Meetups are an effective way to meet new people, participate in fun activities, learn new skills, and find support from your community. Meetup groups are designed by categories in areas of interest and are made up of people who share similar interests to yours.
The groups have regular meetings and outings that are typically free and organized locally in your city or town. Some meetings may involve having to pay for your own meals or drinks if you decide to meet at a restaurant or community centre, but you can choose which meetings are best for you to attend by viewing their events calendars. There are plenty of newcomer groups and expatriate (expat) gatherings happening in most cities.
Meetups categories are organized by:
nationalities (expat groups)
areas of interest (hobbies, sports, music etc.)
religions and beliefs
job preparation and networking
- learning possibilities (trainings and career workshops)
self-help (mindfulness, mental health, overcoming anxiety and depression)
And much more.
Meeting people through groups will come in handy for your job search as well.
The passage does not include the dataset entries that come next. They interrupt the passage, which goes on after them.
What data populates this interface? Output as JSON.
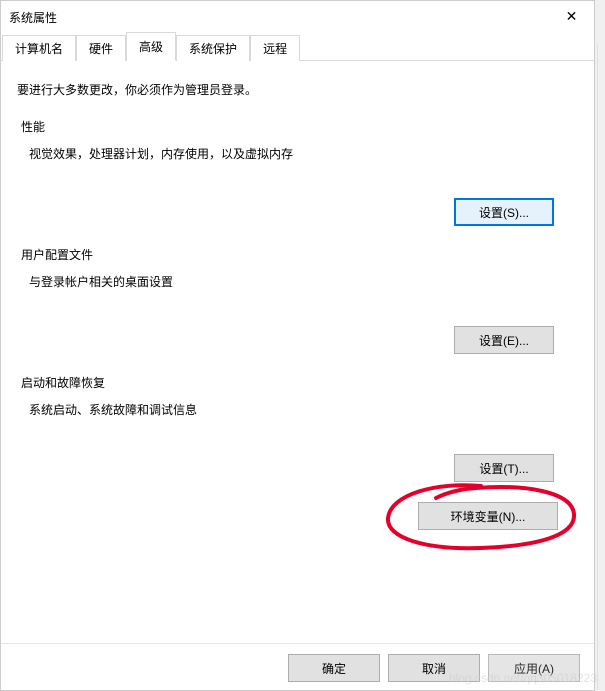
{
  "window": {
    "title": "系统属性",
    "close_glyph": "✕"
  },
  "tabs": {
    "items": [
      {
        "label": "计算机名"
      },
      {
        "label": "硬件"
      },
      {
        "label": "高级",
        "active": true
      },
      {
        "label": "系统保护"
      },
      {
        "label": "远程"
      }
    ]
  },
  "instruction": "要进行大多数更改，你必须作为管理员登录。",
  "groups": {
    "performance": {
      "title": "性能",
      "desc": "视觉效果，处理器计划，内存使用，以及虚拟内存",
      "button": "设置(S)..."
    },
    "userprofile": {
      "title": "用户配置文件",
      "desc": "与登录帐户相关的桌面设置",
      "button": "设置(E)..."
    },
    "startup": {
      "title": "启动和故障恢复",
      "desc": "系统启动、系统故障和调试信息",
      "button": "设置(T)..."
    }
  },
  "env_button": "环境变量(N)...",
  "footer": {
    "ok": "确定",
    "cancel": "取消",
    "apply": "应用(A)"
  },
  "watermark": "blog.csdn.net/qq305018223"
}
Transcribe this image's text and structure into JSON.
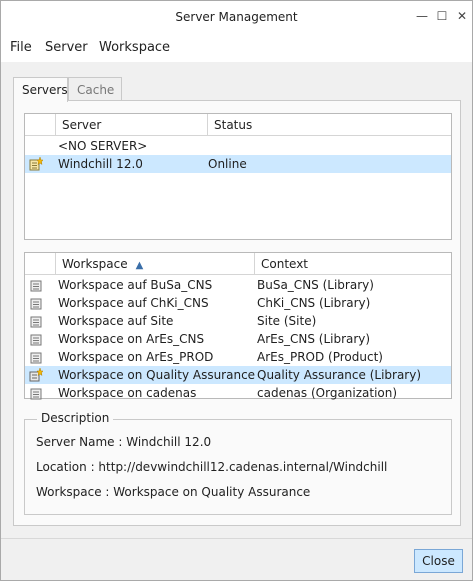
{
  "window": {
    "title": "Server Management"
  },
  "menu": {
    "file": "File",
    "server": "Server",
    "workspace": "Workspace"
  },
  "tabs": {
    "servers": "Servers",
    "cache": "Cache"
  },
  "server_table": {
    "columns": {
      "server": "Server",
      "status": "Status"
    },
    "rows": [
      {
        "server": "<NO SERVER>",
        "status": ""
      },
      {
        "server": "Windchill 12.0",
        "status": "Online",
        "selected": true
      }
    ]
  },
  "workspace_table": {
    "columns": {
      "workspace": "Workspace",
      "context": "Context"
    },
    "sort_indicator": "▲",
    "rows": [
      {
        "workspace": "Workspace auf BuSa_CNS",
        "context": "BuSa_CNS (Library)"
      },
      {
        "workspace": "Workspace auf ChKi_CNS",
        "context": "ChKi_CNS (Library)"
      },
      {
        "workspace": "Workspace auf Site",
        "context": "Site (Site)"
      },
      {
        "workspace": "Workspace on ArEs_CNS",
        "context": "ArEs_CNS (Library)"
      },
      {
        "workspace": "Workspace on ArEs_PROD",
        "context": "ArEs_PROD (Product)"
      },
      {
        "workspace": "Workspace on Quality Assurance",
        "context": "Quality Assurance (Library)",
        "selected": true
      },
      {
        "workspace": "Workspace on cadenas",
        "context": "cadenas (Organization)"
      }
    ]
  },
  "description": {
    "legend": "Description",
    "server_name": "Server Name : Windchill 12.0",
    "location": "Location : http://devwindchill12.cadenas.internal/Windchill",
    "workspace": "Workspace : Workspace on Quality Assurance"
  },
  "buttons": {
    "close": "Close"
  },
  "colors": {
    "selection": "#cce8ff",
    "close_button": "#cce8ff",
    "accent": "#3a6ea8"
  }
}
Canadian employers often refer to “culture fit” when it comes to choosing candidates. Having Canadian work experience is less about the amount of time you’ve spent actually working in Canada, and more about fitting in with Canadian work customs and culture. Employers want to ensure that you understand the work culture (values, acceptable behaviours and ways to communicate) embraced by Canadians.
ESL Conversation Circles
ESL Conversation Circles are informal gatherings offered through city libraries and community centres where people come together to practice speaking English or French (depending on where you are in Ontario).
Some examples are:
Look up “conversation circles” in your area for a group near you.
Write About your Experience
It has been proven by mental health experts that “journaling” or writing out what you are thinking can be an effective way to release some of those unsettling feelings. Even reading about other people’s loneliness can be comforting and help lift the sense that you are in this alone. The Loneliness Project was created by a Toronto woman who wanted to provide a platform for people to share their stories on what makes them feel lonely.
On this website, you can contribute your story anonymously or just read about how others are feeling. The act of sharing this experience is meant to help you see that many people are feeling just as you are and you’re not walking alone.
Mental Health Services
If your loneliness is becoming too much to bear, there are services and programs across Ontario to help you. ConnexOntario will help you assess the type of support you need. You can call, email or webchat with their specialists any time of the day. You can even download the ConnexGo app to your phone.
ConnexOntario provides support with:
Distress crisis and peer self-help
Family support if you are dealing with a family member suffering from depression, anxiety or any other mental health affliction
Talk therapy and counseling
Crisis lines if you are having thoughts of suicide
Housing support for mental health
These are free, OHIP-covered services. If you have language barriers they even offer assistance in different languages.
For More Information
- Alone in Canada is a self-help guide with 21 tips for newcomers experiencing loneliness. From the Centre for Addiction and Mental Health (CAMH)
January 27, 2020